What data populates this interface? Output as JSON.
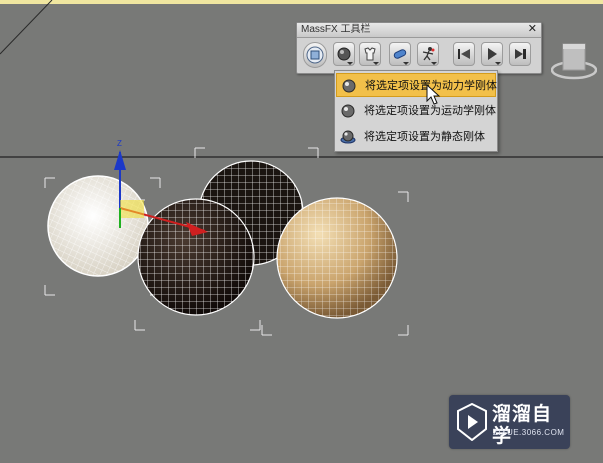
{
  "toolbar": {
    "title": "MassFX 工具栏",
    "close_glyph": "✕",
    "buttons": [
      {
        "icon": "world-settings-icon"
      },
      {
        "icon": "rigid-body-icon"
      },
      {
        "icon": "cloth-icon"
      },
      {
        "icon": "constraint-icon"
      },
      {
        "icon": "ragdoll-icon"
      },
      {
        "icon": "reset-simulation-icon"
      },
      {
        "icon": "play-simulation-icon"
      },
      {
        "icon": "step-simulation-icon"
      }
    ]
  },
  "menu": {
    "items": [
      {
        "label": "将选定项设置为动力学刚体",
        "icon": "dynamic-rigid-body-icon",
        "highlighted": true
      },
      {
        "label": "将选定项设置为运动学刚体",
        "icon": "kinematic-rigid-body-icon",
        "highlighted": false
      },
      {
        "label": "将选定项设置为静态刚体",
        "icon": "static-rigid-body-icon",
        "highlighted": false
      }
    ]
  },
  "gizmo": {
    "axis_label": "Z"
  },
  "watermark": {
    "name": "溜溜自学",
    "url": "ZIXUE.3066.COM"
  },
  "colors": {
    "viewport": "#787977",
    "highlight": "#f2c04a",
    "watermark_bg": "#3a4259"
  }
}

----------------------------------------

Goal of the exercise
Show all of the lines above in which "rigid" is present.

Exercise output
        "icon": "rigid-body-icon"
        "icon": "dynamic-rigid-body-icon",
        "icon": "kinematic-rigid-body-icon",
        "icon": "static-rigid-body-icon",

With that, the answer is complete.